Have a drink

Once people arrive at Market Place, The Castle Inn and The White Hart strive to grab their attention. Both are quaint inns with the same heritage that can be seen throughout Castle Combe, and much more importantly they both provide freshly poured beers, blazing fires and inviting courtyards where people can rest their feet. tired after a long walk. The Castle Inn serves a more upscale culinary selection on its terrace and indoors. Visitors can choose from smoked fish of the day, Cornish crab or steak.

Have an English lunch

Visitors should pre-book afternoon tea at The Old Rectory for a classic rural ambience and sample some of England’s classic and popular dishes. This is a pop-up tea room serving homemade pastries, tea and savory snacks. Visitors should definitely visit this place to look at these small sandwiches, elaborate tablecloths and traditional china tea sets to see how authentically old-fashioned English afternoon tea is prepared in this place of private event. If folks are a bit more rustic, they might like to grab a bacon sandwich and coffee at The Old Stables in front of the crackling wood-burning fireplace. Visitors will be happy to dig into a toasted sandwich and sip local coffee after their walk. The Castle Inn, which dates back to the 12th century, is another fantastic place to take in the views while enjoying delicious home cooking.

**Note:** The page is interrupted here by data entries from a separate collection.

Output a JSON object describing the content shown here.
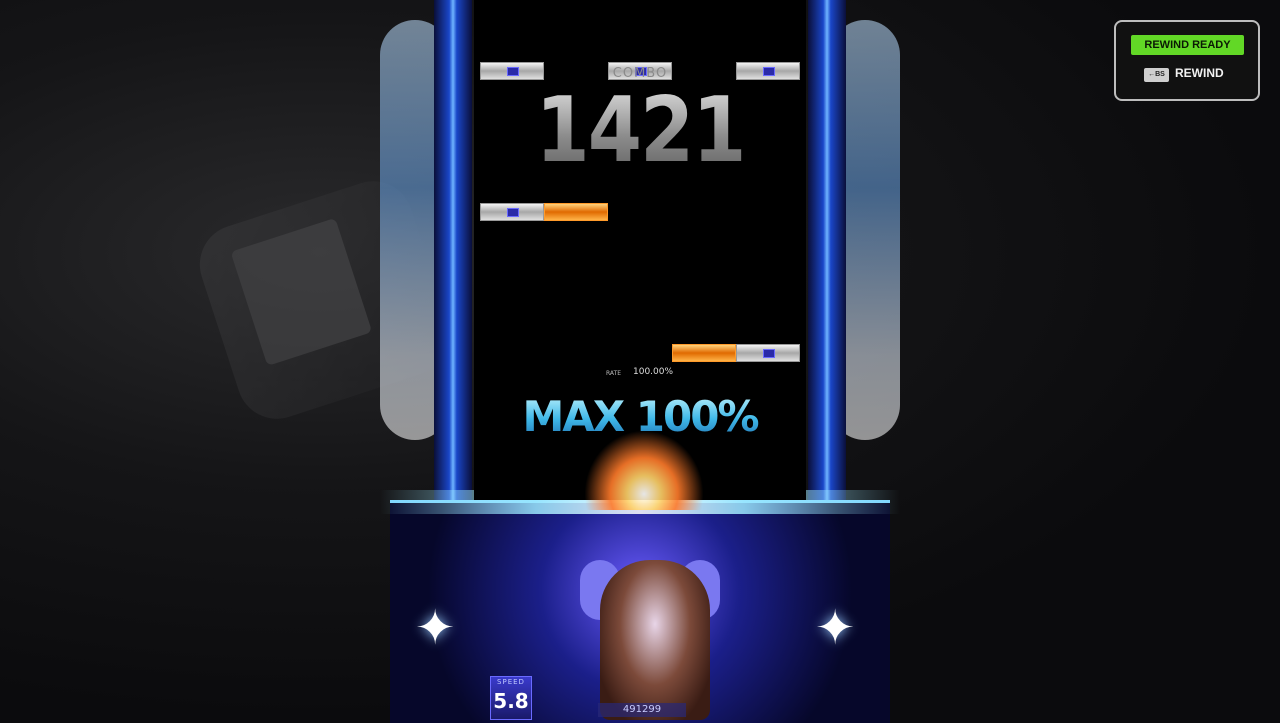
{
  "hud": {
    "combo_label": "COMBO",
    "combo_value": "1421",
    "rate_label": "RATE",
    "rate_value": "100.00%",
    "judgement_text": "MAX 100%",
    "speed_label": "SPEED",
    "speed_value": "5.8",
    "score_value": "491299"
  },
  "rewind": {
    "ready_label": "REWIND READY",
    "key_label": "←BS",
    "action_label": "REWIND"
  },
  "icons": [
    "sparkle-star-icon",
    "note-gem-icon"
  ],
  "colors": {
    "rewind_ready_bg": "#62d826",
    "judgement": "#3fb8e8",
    "hold_note": "#e06a00",
    "lane_bg": "#000000",
    "frame_accent": "#1a46c8"
  }
}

Castle Combe is filled with beauty, full of charming houses and the status of England’s prettiest town. Get ready for a weekend getaway if people want to see the splendor for themselves.